* [Assignment]
Where the string "name" occurs in a line of the data below, that line should be copied.

* [Information]
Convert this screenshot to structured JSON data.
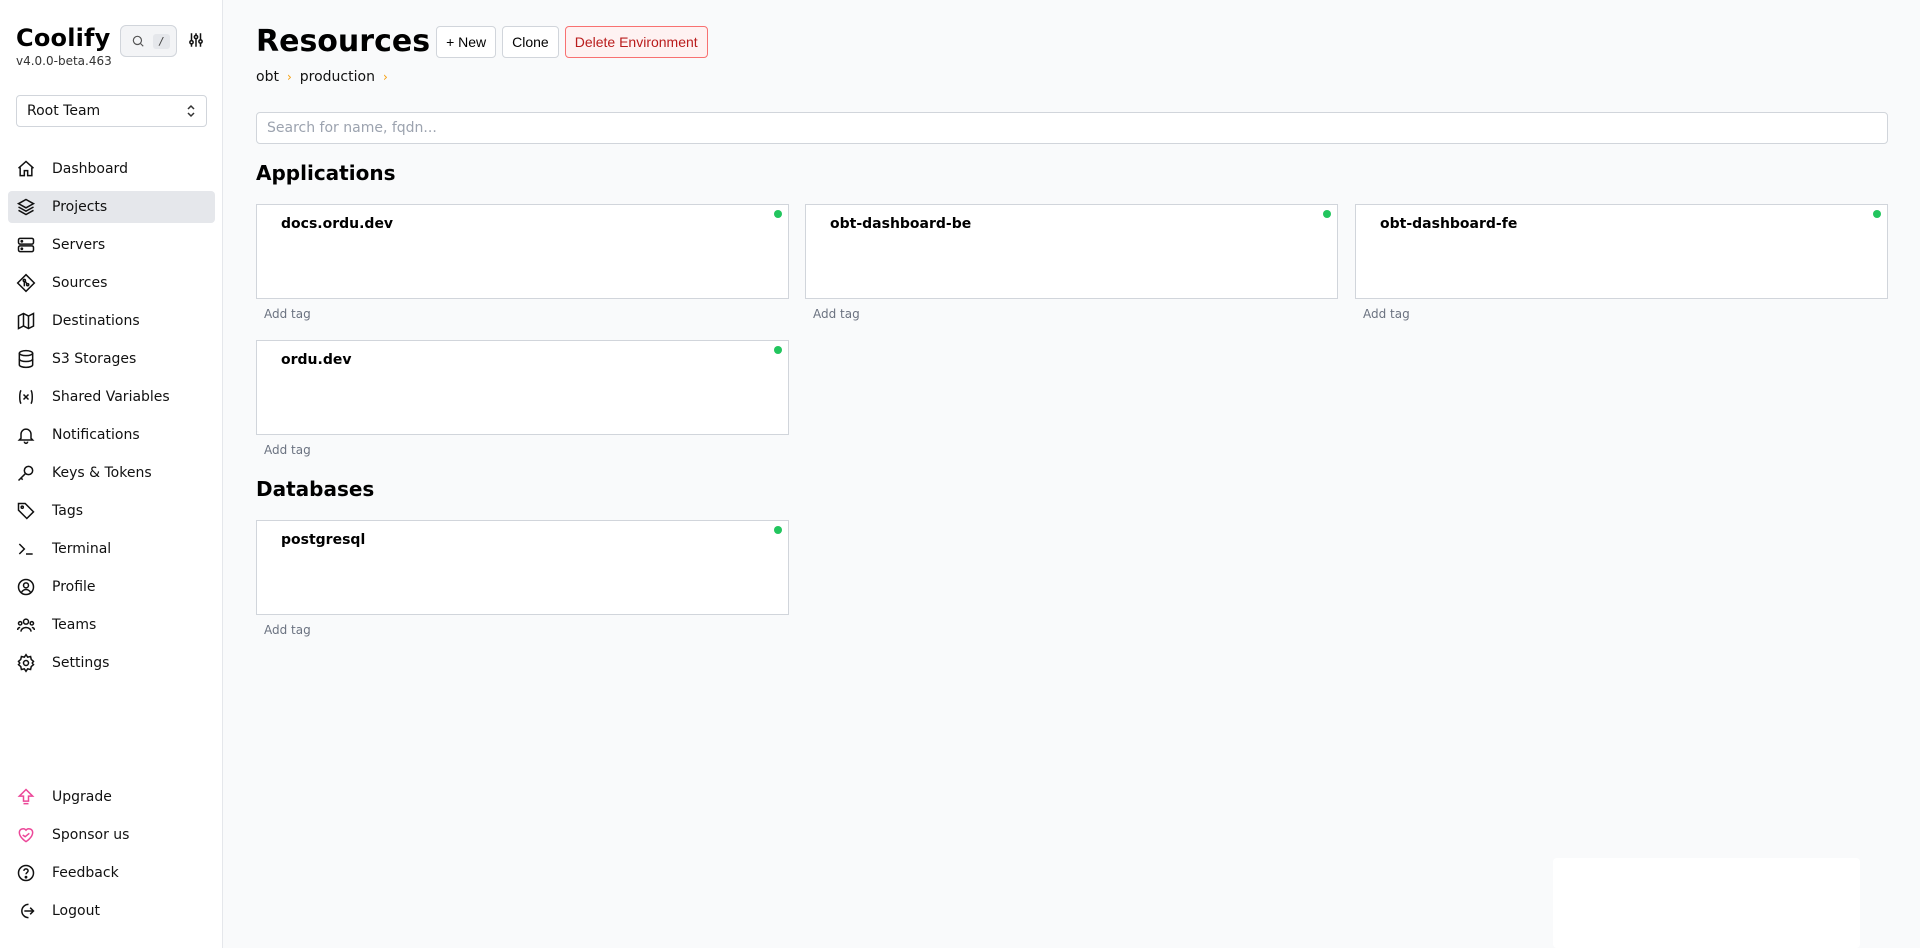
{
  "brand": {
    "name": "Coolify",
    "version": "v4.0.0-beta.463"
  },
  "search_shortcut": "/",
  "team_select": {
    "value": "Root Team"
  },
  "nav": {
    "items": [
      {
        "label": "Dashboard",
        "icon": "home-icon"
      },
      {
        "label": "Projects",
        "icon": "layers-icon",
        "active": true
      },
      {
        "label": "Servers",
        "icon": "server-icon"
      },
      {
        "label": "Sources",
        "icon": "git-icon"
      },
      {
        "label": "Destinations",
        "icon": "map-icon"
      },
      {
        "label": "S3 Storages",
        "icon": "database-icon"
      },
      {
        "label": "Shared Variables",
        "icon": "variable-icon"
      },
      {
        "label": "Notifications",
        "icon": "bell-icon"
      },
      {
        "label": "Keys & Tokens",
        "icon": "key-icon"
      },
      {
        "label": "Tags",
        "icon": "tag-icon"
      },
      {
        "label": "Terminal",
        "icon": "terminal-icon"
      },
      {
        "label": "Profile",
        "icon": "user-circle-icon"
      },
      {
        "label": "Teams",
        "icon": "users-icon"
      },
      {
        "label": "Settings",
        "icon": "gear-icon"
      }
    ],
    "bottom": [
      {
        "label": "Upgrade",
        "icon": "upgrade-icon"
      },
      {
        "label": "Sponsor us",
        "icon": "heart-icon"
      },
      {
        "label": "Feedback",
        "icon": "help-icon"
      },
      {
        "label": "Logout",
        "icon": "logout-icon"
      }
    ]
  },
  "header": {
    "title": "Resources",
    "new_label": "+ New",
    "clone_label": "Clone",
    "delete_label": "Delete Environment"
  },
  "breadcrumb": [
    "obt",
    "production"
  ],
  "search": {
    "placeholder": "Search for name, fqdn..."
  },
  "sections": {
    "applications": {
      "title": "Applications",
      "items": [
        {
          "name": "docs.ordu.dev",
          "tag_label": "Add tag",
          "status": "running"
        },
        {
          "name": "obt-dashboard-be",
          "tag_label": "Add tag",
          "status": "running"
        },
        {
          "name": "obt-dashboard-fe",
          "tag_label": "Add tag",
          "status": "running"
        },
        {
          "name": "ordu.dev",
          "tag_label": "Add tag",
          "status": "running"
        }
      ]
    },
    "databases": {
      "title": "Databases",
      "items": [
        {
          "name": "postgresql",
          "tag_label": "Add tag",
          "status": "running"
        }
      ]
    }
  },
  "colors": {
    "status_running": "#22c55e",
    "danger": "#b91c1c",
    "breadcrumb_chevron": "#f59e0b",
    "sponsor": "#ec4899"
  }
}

* [Answer space]
    "name": "Coolify",
    "placeholder": "Search for name, fqdn..."
          "name": "docs.ordu.dev",
          "name": "obt-dashboard-be",
          "name": "obt-dashboard-fe",
          "name": "ordu.dev",
          "name": "postgresql",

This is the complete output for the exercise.